Listen, I know the whole world is happy right now. Everyone is giddy with excitement. People are getting very festive, preparing their houses for Christmas, hanging

lights, installing hordes of gaudy yard art.

It’s hard to stomach all this joyousness when you yourself are stuck in agonizing pain. It’s hard to get excited about anything when your life has turned into a big pile of chicken scat.

You are disgruntled and cynical. And you’re not wrong. This is a contradictory and hypocritical time of year.

Everyone talks of love and kindness and benevolence. And yet nobody sees the invisible hurting people. Oh, sure, some folks volunteer to help the homeless and the orphans during the Christmas seasons. But for most people, all this talk of love and munificence is basically just a load of B.S.

I’m sorry, but it’s true. And you know it.

This is the time of year when TV commercials turn into ultra sentimental saccharin. Advertisers promote charity, compassion and love. And yet,…

My dad was born in a farmhouse. He had very little growing up. At least that’s how he always told the story. His family was pretty hard up.

His most valuable possession was a transistor radio he’d bought at a department store when he was a boy. He’d listen to the radio shows in the 50s. “Abbot and Costello” reruns. “The Jack Benny Show.” He’d listen to ball games. He’d root for Mickey Mantle. Roger Maris. The “Say Hey Kid.”
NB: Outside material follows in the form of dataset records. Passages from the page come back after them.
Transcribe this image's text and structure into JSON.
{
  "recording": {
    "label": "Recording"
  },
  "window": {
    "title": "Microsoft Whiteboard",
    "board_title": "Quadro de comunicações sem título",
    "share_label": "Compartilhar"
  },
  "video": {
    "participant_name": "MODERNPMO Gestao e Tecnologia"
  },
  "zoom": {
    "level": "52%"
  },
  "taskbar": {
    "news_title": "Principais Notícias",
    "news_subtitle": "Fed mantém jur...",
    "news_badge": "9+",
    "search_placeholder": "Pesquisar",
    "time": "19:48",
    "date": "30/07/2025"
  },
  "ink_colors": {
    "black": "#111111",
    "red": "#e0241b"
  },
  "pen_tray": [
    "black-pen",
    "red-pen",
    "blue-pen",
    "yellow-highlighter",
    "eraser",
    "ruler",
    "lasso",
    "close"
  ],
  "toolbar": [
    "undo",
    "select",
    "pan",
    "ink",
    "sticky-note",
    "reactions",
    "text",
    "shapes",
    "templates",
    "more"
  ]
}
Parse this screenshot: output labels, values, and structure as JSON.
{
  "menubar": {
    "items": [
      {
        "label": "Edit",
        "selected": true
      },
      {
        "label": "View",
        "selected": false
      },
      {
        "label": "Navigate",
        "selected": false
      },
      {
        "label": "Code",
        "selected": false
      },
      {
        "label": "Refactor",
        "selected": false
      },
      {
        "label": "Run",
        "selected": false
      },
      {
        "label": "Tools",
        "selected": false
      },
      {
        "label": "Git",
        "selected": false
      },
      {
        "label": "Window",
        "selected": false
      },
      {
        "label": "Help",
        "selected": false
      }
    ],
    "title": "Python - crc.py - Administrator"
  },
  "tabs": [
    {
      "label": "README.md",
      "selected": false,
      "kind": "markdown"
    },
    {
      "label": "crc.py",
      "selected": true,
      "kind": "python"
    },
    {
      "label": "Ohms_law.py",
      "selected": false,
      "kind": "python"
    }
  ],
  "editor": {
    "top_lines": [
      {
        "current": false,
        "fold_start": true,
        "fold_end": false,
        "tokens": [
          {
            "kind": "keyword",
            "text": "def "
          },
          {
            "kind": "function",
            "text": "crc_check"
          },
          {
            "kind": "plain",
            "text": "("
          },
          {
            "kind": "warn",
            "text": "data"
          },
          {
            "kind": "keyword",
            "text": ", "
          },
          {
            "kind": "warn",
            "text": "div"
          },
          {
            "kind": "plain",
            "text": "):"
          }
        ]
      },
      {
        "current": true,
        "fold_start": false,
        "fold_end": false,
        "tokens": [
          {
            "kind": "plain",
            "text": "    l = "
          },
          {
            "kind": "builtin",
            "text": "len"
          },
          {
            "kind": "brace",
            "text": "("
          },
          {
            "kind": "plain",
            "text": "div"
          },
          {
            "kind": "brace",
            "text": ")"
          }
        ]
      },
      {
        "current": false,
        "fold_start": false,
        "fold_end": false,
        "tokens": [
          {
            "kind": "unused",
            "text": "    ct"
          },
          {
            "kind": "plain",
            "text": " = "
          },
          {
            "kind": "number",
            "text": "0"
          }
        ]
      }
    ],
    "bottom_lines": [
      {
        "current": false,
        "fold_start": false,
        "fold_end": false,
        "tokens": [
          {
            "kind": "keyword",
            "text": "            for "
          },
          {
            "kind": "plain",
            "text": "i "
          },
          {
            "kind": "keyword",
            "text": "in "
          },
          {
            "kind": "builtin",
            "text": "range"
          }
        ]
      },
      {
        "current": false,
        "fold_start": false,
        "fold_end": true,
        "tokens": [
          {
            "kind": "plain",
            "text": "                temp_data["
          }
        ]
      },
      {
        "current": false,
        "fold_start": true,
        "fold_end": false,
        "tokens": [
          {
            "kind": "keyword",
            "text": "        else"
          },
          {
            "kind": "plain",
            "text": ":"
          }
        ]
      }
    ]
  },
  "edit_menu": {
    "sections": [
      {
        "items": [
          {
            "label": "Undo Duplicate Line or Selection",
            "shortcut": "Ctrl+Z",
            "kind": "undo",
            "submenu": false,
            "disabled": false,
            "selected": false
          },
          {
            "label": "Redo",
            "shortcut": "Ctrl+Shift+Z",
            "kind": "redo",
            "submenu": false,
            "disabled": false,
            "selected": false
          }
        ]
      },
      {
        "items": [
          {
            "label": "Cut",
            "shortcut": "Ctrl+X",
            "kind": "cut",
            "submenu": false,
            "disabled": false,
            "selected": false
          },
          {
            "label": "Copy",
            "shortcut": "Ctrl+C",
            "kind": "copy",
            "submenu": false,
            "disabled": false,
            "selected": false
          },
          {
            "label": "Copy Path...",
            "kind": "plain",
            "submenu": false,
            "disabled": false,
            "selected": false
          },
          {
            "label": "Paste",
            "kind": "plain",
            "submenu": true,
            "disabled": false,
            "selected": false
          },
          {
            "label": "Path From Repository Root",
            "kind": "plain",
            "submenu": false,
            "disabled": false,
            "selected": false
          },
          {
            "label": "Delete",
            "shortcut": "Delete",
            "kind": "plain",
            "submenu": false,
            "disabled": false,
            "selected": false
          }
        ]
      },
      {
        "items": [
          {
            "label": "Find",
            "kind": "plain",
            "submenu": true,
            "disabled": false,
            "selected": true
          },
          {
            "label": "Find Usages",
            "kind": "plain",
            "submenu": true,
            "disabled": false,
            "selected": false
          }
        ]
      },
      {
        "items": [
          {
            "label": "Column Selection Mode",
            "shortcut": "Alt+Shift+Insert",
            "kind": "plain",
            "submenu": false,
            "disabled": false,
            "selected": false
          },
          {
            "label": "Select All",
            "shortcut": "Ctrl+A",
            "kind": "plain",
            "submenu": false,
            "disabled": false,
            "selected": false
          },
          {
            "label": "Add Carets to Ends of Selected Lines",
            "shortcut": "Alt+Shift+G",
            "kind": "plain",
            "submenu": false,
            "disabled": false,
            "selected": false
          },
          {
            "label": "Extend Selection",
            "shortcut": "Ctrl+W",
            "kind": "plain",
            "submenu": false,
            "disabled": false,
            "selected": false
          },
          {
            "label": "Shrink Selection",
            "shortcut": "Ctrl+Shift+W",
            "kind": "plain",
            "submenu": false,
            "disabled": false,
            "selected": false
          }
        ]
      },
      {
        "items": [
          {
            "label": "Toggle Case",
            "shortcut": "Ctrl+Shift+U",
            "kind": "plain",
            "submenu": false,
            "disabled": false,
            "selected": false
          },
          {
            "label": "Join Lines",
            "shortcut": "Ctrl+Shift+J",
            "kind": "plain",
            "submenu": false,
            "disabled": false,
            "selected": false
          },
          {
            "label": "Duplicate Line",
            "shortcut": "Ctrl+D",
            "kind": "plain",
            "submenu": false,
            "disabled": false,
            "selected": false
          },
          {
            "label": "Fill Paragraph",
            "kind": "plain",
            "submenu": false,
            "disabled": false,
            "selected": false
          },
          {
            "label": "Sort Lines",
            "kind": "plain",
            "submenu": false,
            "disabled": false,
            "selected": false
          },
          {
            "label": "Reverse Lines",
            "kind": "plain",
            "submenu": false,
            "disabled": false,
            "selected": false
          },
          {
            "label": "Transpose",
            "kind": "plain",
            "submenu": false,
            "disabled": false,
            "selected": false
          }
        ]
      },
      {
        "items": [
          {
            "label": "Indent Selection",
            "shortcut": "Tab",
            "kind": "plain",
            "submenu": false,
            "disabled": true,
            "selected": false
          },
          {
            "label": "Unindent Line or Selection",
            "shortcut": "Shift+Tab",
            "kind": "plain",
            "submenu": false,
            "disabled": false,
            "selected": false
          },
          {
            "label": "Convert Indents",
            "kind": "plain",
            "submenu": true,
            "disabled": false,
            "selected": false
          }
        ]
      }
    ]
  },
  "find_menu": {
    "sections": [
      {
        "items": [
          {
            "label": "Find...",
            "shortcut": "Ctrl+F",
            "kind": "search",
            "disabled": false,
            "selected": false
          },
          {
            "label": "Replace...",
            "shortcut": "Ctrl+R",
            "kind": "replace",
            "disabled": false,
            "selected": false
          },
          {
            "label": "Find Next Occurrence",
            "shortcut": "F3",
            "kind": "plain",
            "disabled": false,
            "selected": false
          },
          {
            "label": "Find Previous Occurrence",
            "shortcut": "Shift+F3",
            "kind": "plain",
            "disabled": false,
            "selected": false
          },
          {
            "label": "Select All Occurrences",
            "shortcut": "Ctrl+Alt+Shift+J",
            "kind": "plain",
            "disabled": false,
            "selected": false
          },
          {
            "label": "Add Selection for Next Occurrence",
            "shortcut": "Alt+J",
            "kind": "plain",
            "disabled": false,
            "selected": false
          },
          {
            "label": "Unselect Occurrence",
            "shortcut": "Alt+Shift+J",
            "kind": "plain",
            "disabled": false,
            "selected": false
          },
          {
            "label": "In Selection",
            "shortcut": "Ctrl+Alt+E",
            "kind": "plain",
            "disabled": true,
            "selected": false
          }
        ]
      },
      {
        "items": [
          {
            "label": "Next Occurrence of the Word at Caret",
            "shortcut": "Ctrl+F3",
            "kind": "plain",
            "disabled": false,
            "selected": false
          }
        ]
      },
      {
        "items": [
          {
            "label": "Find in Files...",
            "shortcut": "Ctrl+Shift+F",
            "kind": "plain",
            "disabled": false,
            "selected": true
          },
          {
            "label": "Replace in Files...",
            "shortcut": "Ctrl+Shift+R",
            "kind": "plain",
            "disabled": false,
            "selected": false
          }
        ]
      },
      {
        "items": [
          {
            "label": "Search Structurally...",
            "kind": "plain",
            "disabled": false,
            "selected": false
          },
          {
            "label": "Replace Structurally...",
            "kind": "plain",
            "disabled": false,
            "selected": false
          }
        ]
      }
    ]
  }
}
Otherwise, he didn’t have squat.

Which would explain why my father headed up the Christmas tree committee every year at the fundamentalist Baptist church (motto: “Buying life insurance is a form of gambling”).

My father would gather up donations from anyone and anywhere. He would shamelessly ask for money. He would even resort to sending paralyzingly cute Little Leaguers door to door, selling cookies.

The money earned would be used to buy balsam firs. He bought truckloads of trees.

At which point people in the church would submit addresses of families who needed help

for Christmas. Whereupon my father and his army of his friends would deliver trees in early December.

Every year, I would go with Daddy on these deliveries. Each year, we would load dozens of balsams into the bed of his F-100. My father would have a clipboard of addresses. And we would drive into the hinterlands, wearing Santa hats.

One night, I remember riding into a little trailer park, way out in the sticks. I remember how dark it was in the country. I remember my father parking the truck in front of a single wide trailer.

We walked up to the mildewed porch. Daddy carried a tree over his shoulder. We rapped on the thin aluminum door. When the door opened, a young woman was staring back at us. A baby on her hip.

Daddy insisted that we sing “We Wish You A Merry Christmas.”…